- We told family. I felt better. Saw the baby in the ultrasound. “He” looked like he was chilling in a hammock. Already looked cute to me.
- Parents visited for the first time. When they left I felt like someone had pulled the beams from the floor I was standing on.
- We’re having a…girl! Frans and I are momentarily stunned. Frans is from a family of 90% men.
- Doggedly pursuing Dutch, taking the NT2 hugely pregnant, and…Ik ben geslaagd!!
- Got my first large, freelance assignment and my first fat check.
- Overdue 11 days. Stripped…next thing I know I’m feeling like I’m dying on a Civil War battlefield…right before I want to pass out, I hear “Catch your baby!” They say you forget; I haven’t forgotten. For the first time in my life, I am considering the possibility of having only one child.
- Estella Christine van Santen is born at home, on a birthing stool, wide-eyed and surprised, arms and legs waving. I think, “Oh, I’m her mother!” and reach out to take the tiny, naked girl and hold her to my breast to keep her warm. She is and always will have our love. I find myself calling her, “My sweet girwul.”
- My mother is with us before, during, and for two weeks after Estella’s birth. Estella is the name of her mother, my grandmother.
- My nipples are dying on a Civil War battlefield. I have almost every breast malady known to new mothers. The first three weeks of breastfeeding are *almost* as difficult as the thirteen hours of labor.
- Frans and I move through the first two months of Estella’s life made giddy by her existence and beauty, with an odd wonder at how we’re still alive after such little sleep.
- I black out during conversations with the baristas at my favorite café while trying to complete a freelance assignment in between feedings.
- I am questioning everything about motherhood…and have to stop myself from compulsively researching every symptom online or calling all of the mothers I know.
- Estella begins to sleep through the night and suddenly, I am reborn. I want to simultaneously choreograph a new dance in the living room, clean and organize the whole house, go shopping for stylish clothing, and become a young and hip entrepreneur. I am convinced I can do it all. Oh wait, just stepping out to get fresh ingredients for tonight’s three course meal!

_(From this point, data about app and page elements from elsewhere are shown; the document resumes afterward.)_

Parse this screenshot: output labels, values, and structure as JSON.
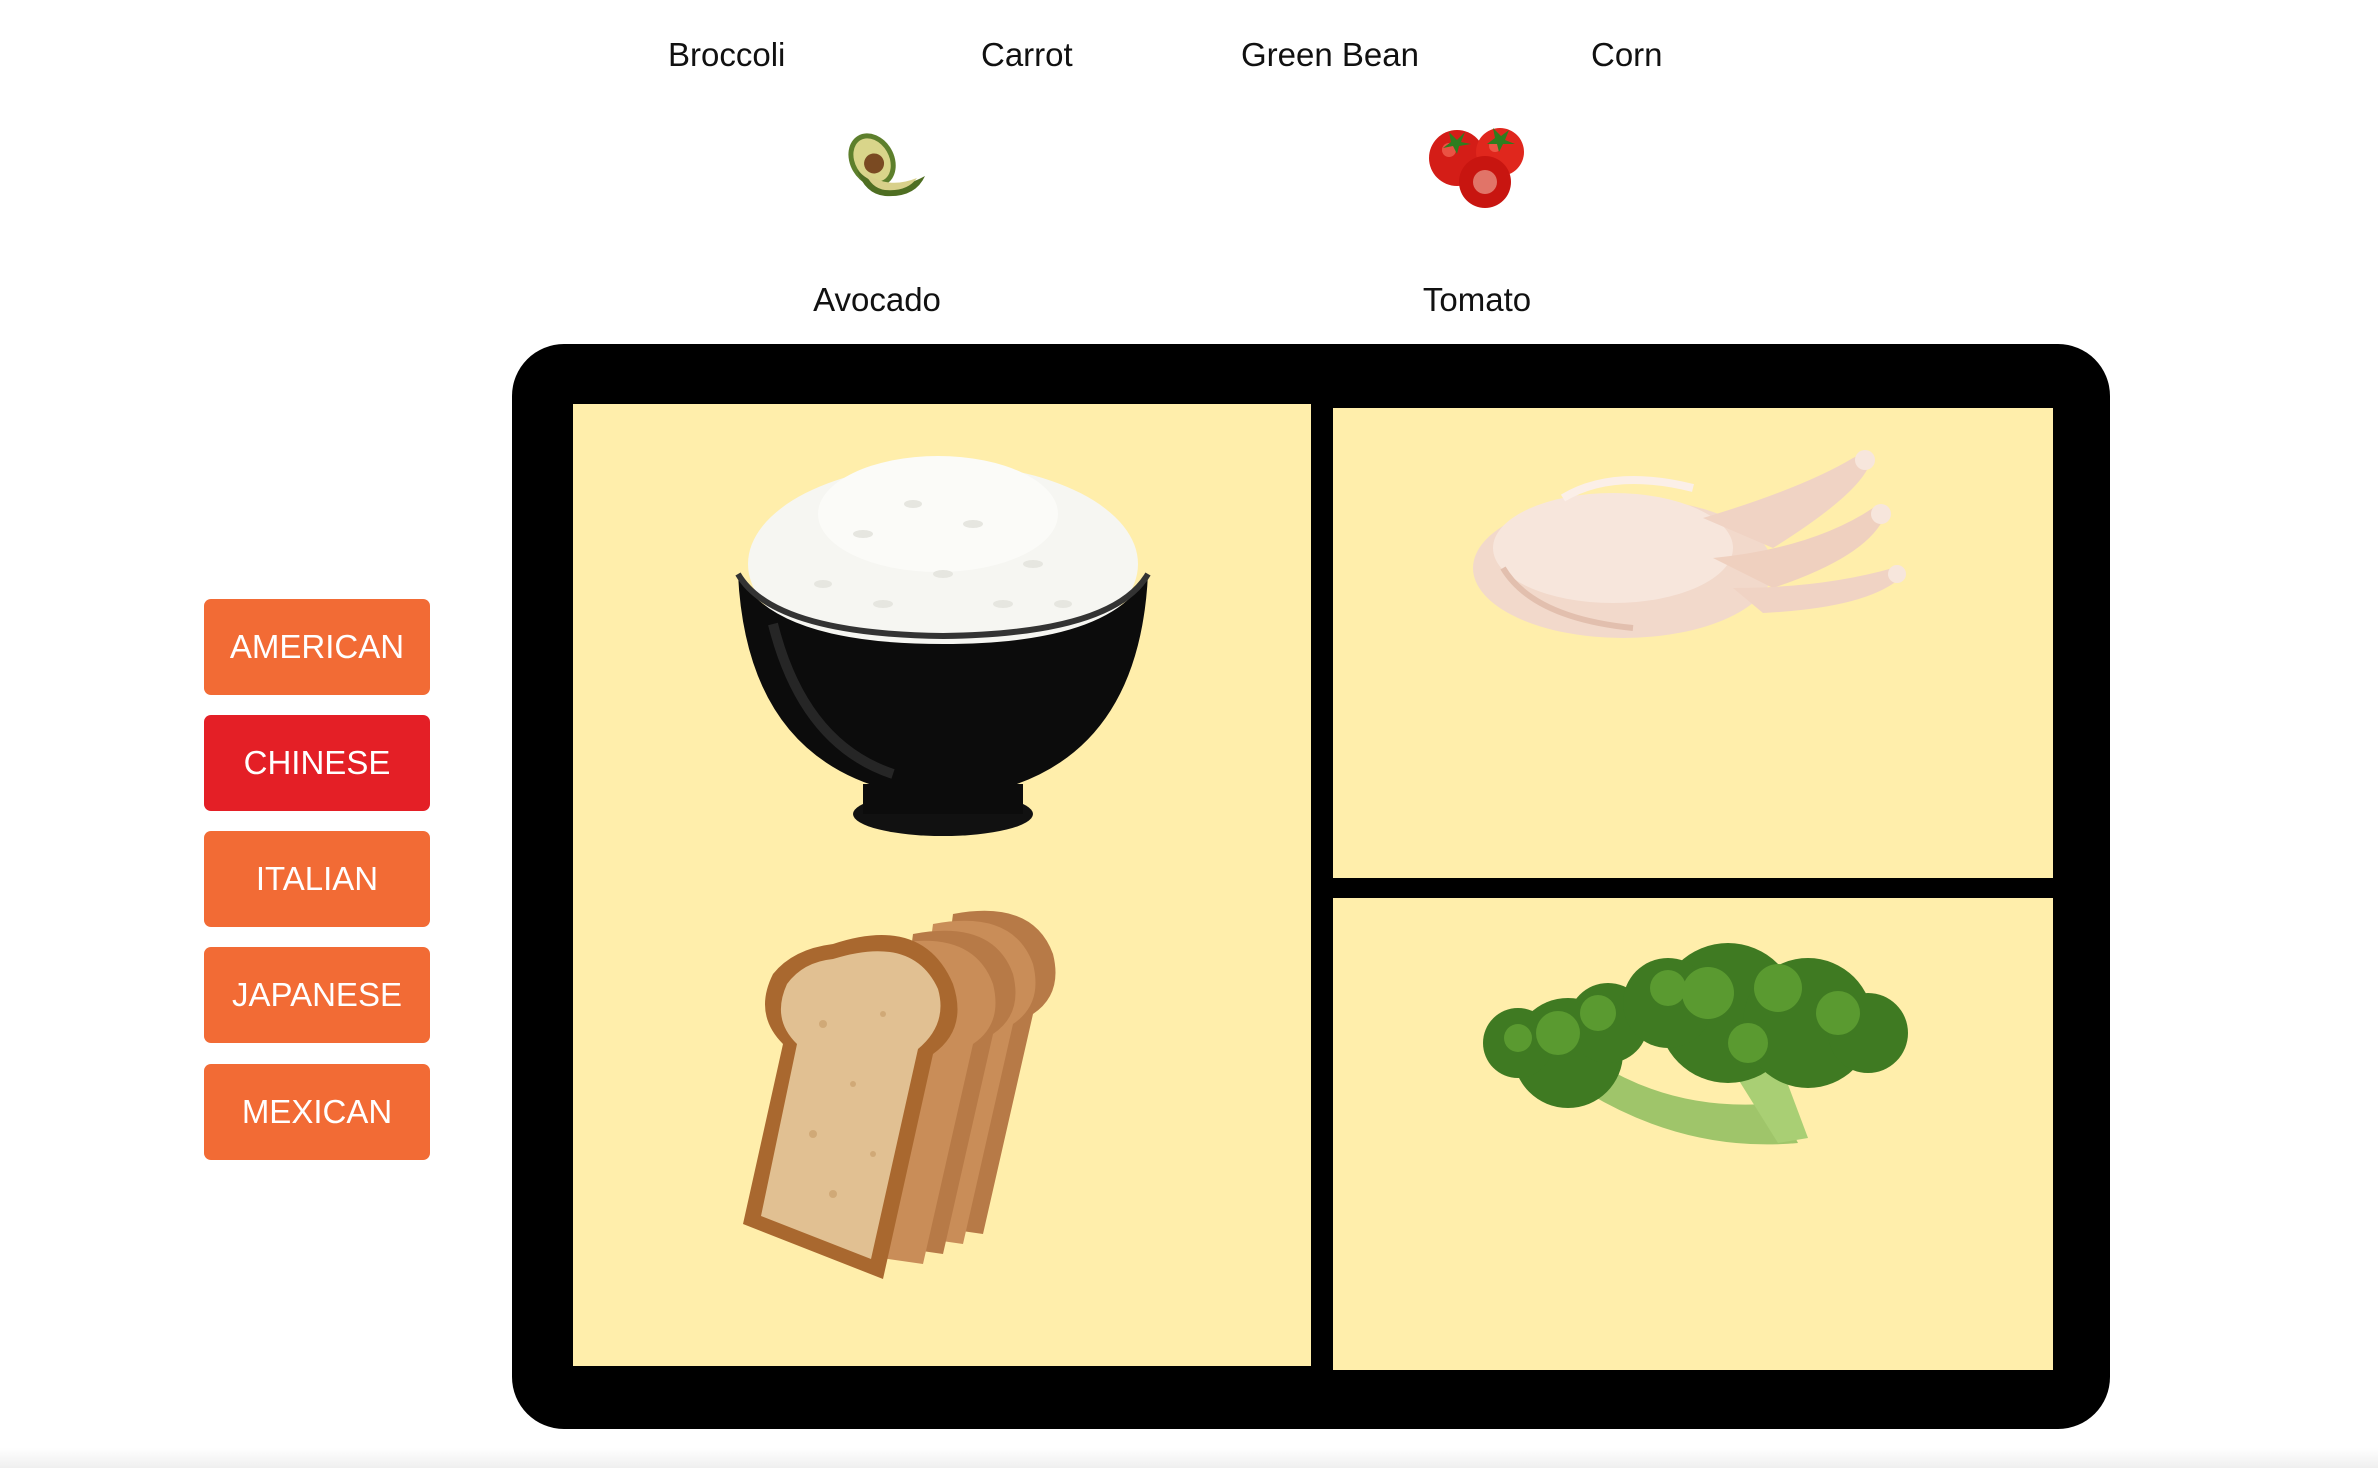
{
  "vegetables_top": [
    {
      "label": "Broccoli"
    },
    {
      "label": "Carrot"
    },
    {
      "label": "Green Bean"
    },
    {
      "label": "Corn"
    }
  ],
  "vegetables_pictured": [
    {
      "label": "Avocado",
      "icon": "avocado-icon"
    },
    {
      "label": "Tomato",
      "icon": "tomato-icon"
    }
  ],
  "cuisines": [
    {
      "label": "AMERICAN",
      "color": "#f26b35",
      "selected": false
    },
    {
      "label": "CHINESE",
      "color": "#e41f26",
      "selected": true
    },
    {
      "label": "ITALIAN",
      "color": "#f26b35",
      "selected": false
    },
    {
      "label": "JAPANESE",
      "color": "#f26b35",
      "selected": false
    },
    {
      "label": "MEXICAN",
      "color": "#f26b35",
      "selected": false
    }
  ],
  "tray": {
    "compartments": [
      {
        "name": "grains",
        "items": [
          "rice-bowl-image",
          "bread-slices-image"
        ]
      },
      {
        "name": "protein",
        "items": [
          "raw-chicken-image"
        ]
      },
      {
        "name": "vegetable",
        "items": [
          "broccoli-image"
        ]
      }
    ],
    "colors": {
      "frame": "#000000",
      "compartment": "#ffeeab"
    }
  }
}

And here I am, at Anne & Max, knows that somehow to write is to obey.
And now that I’ve gotten this list out in the open, let the obedience begin.